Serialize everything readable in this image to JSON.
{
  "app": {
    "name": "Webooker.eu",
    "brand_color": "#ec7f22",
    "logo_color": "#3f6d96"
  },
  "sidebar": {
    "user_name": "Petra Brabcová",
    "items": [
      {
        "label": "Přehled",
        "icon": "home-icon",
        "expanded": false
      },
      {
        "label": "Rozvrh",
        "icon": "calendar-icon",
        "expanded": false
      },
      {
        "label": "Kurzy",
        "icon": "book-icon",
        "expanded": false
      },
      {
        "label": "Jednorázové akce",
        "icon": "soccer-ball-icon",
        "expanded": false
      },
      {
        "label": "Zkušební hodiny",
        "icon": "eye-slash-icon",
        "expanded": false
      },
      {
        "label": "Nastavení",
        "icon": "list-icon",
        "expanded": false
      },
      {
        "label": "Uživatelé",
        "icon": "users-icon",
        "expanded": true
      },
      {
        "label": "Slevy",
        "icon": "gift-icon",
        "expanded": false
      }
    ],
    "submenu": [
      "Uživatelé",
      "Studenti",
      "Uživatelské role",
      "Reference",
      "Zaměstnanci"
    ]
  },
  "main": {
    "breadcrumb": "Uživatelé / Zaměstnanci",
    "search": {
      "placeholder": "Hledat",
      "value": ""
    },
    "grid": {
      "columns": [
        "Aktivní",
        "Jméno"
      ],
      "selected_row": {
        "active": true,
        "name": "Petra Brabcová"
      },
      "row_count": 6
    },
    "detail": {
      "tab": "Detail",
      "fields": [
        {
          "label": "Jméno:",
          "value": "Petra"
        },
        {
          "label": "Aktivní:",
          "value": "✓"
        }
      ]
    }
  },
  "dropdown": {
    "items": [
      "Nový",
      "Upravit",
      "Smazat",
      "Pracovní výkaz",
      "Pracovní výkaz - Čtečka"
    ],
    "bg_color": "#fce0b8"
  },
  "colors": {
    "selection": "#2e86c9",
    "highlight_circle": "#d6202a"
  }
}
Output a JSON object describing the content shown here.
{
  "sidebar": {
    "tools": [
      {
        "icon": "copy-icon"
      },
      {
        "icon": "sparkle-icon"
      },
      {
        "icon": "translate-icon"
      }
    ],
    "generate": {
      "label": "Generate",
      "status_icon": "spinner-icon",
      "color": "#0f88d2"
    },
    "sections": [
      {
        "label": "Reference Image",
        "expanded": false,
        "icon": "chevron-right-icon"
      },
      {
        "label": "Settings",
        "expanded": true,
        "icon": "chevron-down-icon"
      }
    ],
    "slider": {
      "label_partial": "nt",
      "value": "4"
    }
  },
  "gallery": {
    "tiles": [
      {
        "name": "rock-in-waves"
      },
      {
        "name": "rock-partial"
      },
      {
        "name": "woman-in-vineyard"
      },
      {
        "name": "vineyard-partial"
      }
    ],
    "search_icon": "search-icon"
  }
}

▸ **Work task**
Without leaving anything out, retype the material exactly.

▸ **Problem solution**
Serialize everything readable in this image to JSON.
{
  "app": {
    "name": "Webooker.eu",
    "brand_color": "#ec7f22",
    "logo_color": "#3f6d96"
  },
  "sidebar": {
    "user_name": "Petra Brabcová",
    "items": [
      {
        "label": "Přehled",
        "icon": "home-icon",
        "expanded": false
      },
      {
        "label": "Rozvrh",
        "icon": "calendar-icon",
        "expanded": false
      },
      {
        "label": "Kurzy",
        "icon": "book-icon",
        "expanded": false
      },
      {
        "label": "Jednorázové akce",
        "icon": "soccer-ball-icon",
        "expanded": false
      },
      {
        "label": "Zkušební hodiny",
        "icon": "eye-slash-icon",
        "expanded": false
      },
      {
        "label": "Nastavení",
        "icon": "list-icon",
        "expanded": false
      },
      {
        "label": "Uživatelé",
        "icon": "users-icon",
        "expanded": true
      },
      {
        "label": "Slevy",
        "icon": "gift-icon",
        "expanded": false
      }
    ],
    "submenu": [
      "Uživatelé",
      "Studenti",
      "Uživatelské role",
      "Reference",
      "Zaměstnanci"
    ]
  },
  "main": {
    "breadcrumb": "Uživatelé / Zaměstnanci",
    "search": {
      "placeholder": "Hledat",
      "value": ""
    },
    "grid": {
      "columns": [
        "Aktivní",
        "Jméno"
      ],
      "selected_row": {
        "active": true,
        "name": "Petra Brabcová"
      },
      "row_count": 6
    },
    "detail": {
      "tab": "Detail",
      "fields": [
        {
          "label": "Jméno:",
          "value": "Petra"
        },
        {
          "label": "Aktivní:",
          "value": "✓"
        }
      ]
    }
  },
  "dropdown": {
    "items": [
      "Nový",
      "Upravit",
      "Smazat",
      "Pracovní výkaz",
      "Pracovní výkaz - Čtečka"
    ],
    "bg_color": "#fce0b8"
  },
  "colors": {
    "selection": "#2e86c9",
    "highlight_circle": "#d6202a"
  }
}
Output a JSON object describing the content shown here.
{
  "sidebar": {
    "tools": [
      {
        "icon": "copy-icon"
      },
      {
        "icon": "sparkle-icon"
      },
      {
        "icon": "translate-icon"
      }
    ],
    "generate": {
      "label": "Generate",
      "status_icon": "spinner-icon",
      "color": "#0f88d2"
    },
    "sections": [
      {
        "label": "Reference Image",
        "expanded": false,
        "icon": "chevron-right-icon"
      },
      {
        "label": "Settings",
        "expanded": true,
        "icon": "chevron-down-icon"
      }
    ],
    "slider": {
      "label_partial": "nt",
      "value": "4"
    }
  },
  "gallery": {
    "tiles": [
      {
        "name": "rock-in-waves"
      },
      {
        "name": "rock-partial"
      },
      {
        "name": "woman-in-vineyard"
      },
      {
        "name": "vineyard-partial"
      }
    ],
    "search_icon": "search-icon"
  }
}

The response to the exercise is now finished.